Records from a dataset
────────

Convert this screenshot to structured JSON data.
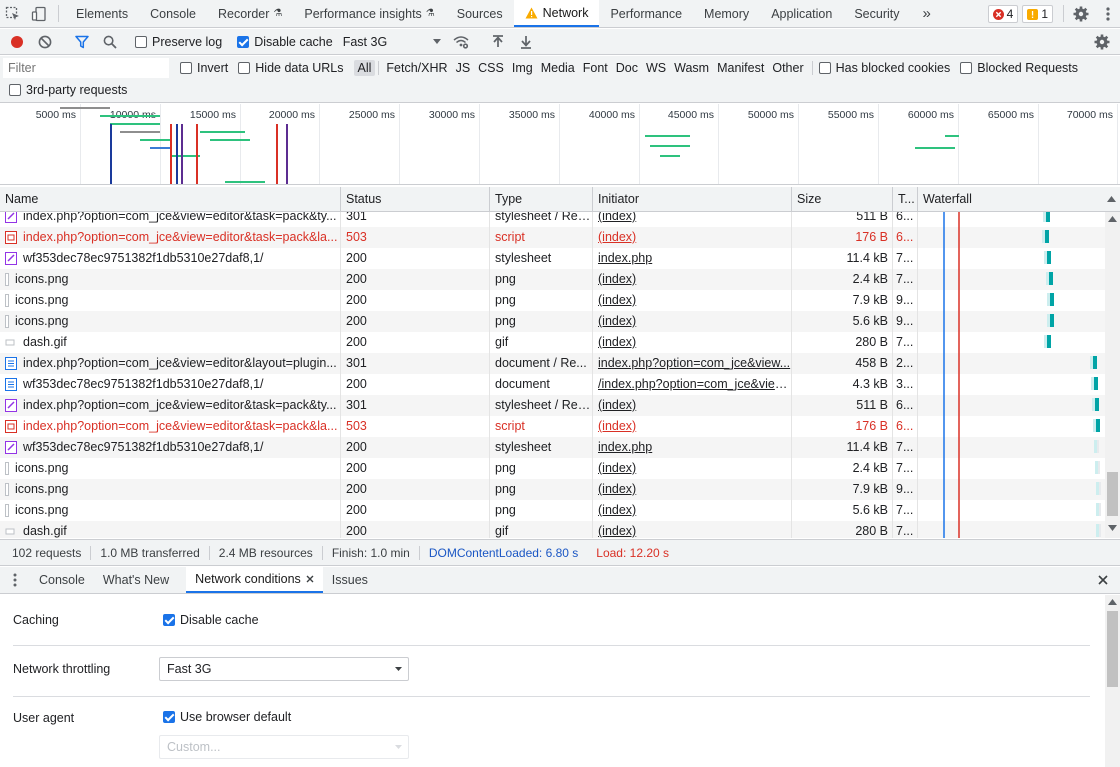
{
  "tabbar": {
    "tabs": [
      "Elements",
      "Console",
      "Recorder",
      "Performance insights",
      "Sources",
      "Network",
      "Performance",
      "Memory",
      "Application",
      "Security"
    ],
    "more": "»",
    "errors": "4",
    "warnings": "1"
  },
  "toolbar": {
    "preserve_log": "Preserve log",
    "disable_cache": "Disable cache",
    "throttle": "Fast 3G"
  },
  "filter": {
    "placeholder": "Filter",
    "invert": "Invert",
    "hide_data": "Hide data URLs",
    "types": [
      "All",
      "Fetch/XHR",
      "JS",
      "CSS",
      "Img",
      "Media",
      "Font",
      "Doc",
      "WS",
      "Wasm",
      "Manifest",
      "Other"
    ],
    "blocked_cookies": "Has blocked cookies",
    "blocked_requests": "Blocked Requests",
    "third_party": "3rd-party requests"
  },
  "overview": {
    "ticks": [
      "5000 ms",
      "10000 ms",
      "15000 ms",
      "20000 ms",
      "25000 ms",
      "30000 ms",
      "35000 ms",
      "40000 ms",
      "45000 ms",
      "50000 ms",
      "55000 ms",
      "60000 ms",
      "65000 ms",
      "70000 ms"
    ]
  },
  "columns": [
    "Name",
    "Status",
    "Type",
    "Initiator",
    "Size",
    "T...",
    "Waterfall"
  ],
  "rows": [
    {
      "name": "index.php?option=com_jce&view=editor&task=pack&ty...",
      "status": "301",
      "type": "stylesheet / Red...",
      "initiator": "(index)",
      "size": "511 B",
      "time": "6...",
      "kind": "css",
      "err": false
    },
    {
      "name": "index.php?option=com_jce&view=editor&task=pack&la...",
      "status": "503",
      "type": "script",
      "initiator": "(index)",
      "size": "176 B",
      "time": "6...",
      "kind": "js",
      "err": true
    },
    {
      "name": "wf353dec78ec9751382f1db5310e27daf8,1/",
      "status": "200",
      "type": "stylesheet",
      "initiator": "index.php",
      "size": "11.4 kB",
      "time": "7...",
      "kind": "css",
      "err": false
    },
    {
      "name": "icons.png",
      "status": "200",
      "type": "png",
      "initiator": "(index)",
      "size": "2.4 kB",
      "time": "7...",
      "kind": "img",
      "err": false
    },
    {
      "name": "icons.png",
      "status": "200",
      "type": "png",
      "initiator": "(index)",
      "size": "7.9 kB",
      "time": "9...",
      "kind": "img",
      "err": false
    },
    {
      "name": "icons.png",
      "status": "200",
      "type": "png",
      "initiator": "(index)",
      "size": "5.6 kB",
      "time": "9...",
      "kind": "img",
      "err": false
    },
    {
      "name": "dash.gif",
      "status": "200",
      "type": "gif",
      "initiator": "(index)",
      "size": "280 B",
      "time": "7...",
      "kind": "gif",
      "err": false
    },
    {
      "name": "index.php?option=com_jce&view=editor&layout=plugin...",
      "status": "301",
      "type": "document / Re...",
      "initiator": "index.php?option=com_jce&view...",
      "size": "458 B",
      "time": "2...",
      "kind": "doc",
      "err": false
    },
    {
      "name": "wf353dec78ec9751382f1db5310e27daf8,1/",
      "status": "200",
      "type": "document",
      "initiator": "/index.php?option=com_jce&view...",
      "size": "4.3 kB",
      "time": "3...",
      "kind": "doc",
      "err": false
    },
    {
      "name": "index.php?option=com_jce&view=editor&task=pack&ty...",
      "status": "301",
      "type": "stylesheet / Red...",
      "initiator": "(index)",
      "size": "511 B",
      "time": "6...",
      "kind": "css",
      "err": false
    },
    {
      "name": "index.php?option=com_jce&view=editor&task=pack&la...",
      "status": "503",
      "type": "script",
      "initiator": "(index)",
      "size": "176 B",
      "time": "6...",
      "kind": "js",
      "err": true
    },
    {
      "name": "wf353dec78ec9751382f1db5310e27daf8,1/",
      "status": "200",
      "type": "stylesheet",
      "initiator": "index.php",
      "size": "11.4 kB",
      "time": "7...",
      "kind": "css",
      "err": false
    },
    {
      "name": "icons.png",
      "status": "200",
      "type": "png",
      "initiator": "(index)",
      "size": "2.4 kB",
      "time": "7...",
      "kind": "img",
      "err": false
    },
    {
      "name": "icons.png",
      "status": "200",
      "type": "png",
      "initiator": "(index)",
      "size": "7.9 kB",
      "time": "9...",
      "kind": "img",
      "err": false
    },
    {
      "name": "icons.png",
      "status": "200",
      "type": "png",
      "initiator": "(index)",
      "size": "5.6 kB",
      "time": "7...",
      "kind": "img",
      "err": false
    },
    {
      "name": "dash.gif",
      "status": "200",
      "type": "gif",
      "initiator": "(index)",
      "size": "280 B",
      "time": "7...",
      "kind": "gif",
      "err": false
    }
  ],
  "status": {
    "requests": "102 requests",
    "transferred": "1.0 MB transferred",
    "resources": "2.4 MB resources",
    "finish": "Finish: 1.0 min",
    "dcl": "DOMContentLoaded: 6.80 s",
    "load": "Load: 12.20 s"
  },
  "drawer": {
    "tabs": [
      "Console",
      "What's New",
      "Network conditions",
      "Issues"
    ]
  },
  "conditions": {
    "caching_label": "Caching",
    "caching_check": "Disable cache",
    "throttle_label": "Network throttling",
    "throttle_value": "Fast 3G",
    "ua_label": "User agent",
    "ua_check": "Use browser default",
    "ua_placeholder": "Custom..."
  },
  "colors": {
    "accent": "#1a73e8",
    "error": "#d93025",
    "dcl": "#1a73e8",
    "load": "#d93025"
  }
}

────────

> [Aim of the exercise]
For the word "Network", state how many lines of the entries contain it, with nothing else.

> [Response]
3